Sagamiko Illumillion, Kanagawa
While Tokyo may have lots of illuminations, no single event in the entire Kanto region is as large as the Sagamiko Illumillion festival (that’s immumination and million in one word). It’s said that six million LED lights are used to create the Pleasure Forest at Lake Sagami Resort. With so much effort to set up the illumination, little wonder that the Sagamiko Illumillion is left up for almost 6 months every year.
As its name would suggest, through the Pleasure Forest lights have been arranged as they cross the rolling hills and venture up into the trees. Then there are the attractions like the Swan Palace, where a show is held combining lights, water and music to great effect. Elsewhere in the park, there are other great illuminations and animations, with 21 locations in total.

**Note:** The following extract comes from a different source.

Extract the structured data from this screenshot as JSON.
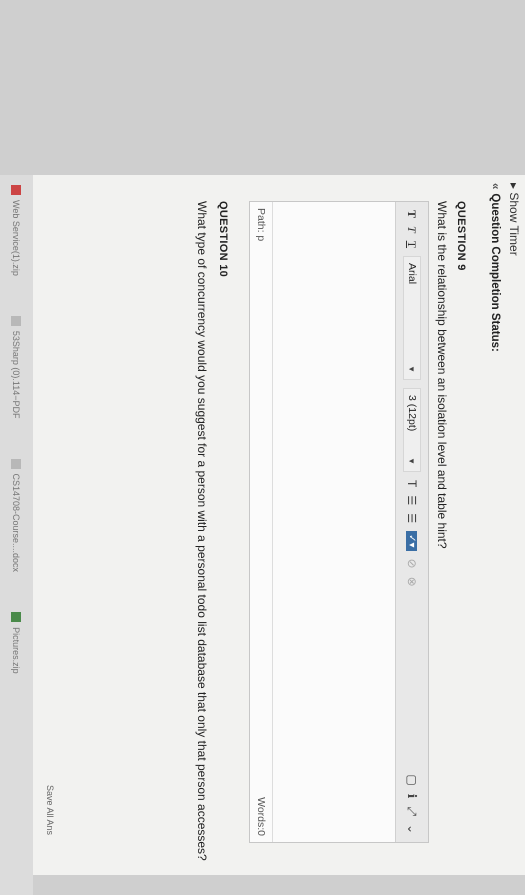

What’s nice about Lake Sagami Resort is that once you’ve had a good chance to admire all the light displays, there’s also all the amusement park with all its rides. This way you get illuminations and rides together in one entrance ticket.
Kingdom of Light
Japan has some rather entertaining yet unusual theme parks, with Huis Ten Bosch certainly being one. Based on a recreation of a Dutch village, this theme park north of Nagasaki also happens to host a pretty dazzling illumination. Called the Kingdom of Light, the Dutch houses, canals and windmills are all dressed up in as many as 13 million lights.
Throughout Huis Ten Bosch you’ll find some really special illuminations, whether it’s the Rainbow Flower Garden with its gleaming windmill or the whimsical Umbrella Street. Hard to beat though is the technicolour view from the Café of Light Sky above it all.
Besides the special light displays, the Kingdom of Light includes plenty of events, from the canal parade of illuminated neon floats to the largest audio-visual fountain show in all of Japan. And since the park is already pretending to be in Europe, finding a Christmas market here also makes complete sense.
Ashikaga Flower Fantasy
Once again showing the link between flower parks and illuminations is the festival held in Ashikaga Flower Park. Together, this park and festival are a huge draw for this lesser-seen part of Japan, situated outside the city of Ashikaga, north of Tokyo in the Kanto region. Running from late October through to early February, it’s a hard one to miss.
That Ashikaga Flower Park is already beautiful in the day time, let alone at night, thanks to its colourful variants of fuji plants, also known as wisteria. In fact, the night-time illuminations even play on their signature attraction, with hanging lights mimicking the park’s enchanting pink wisteria. Roughly four million LED lights across the park are used to create this effect, as well feature in light and music shows.
Even though it may not be the most accessible light show in Japan with its entry fee and location, the light shows here easily spectacular enough to justify the trip.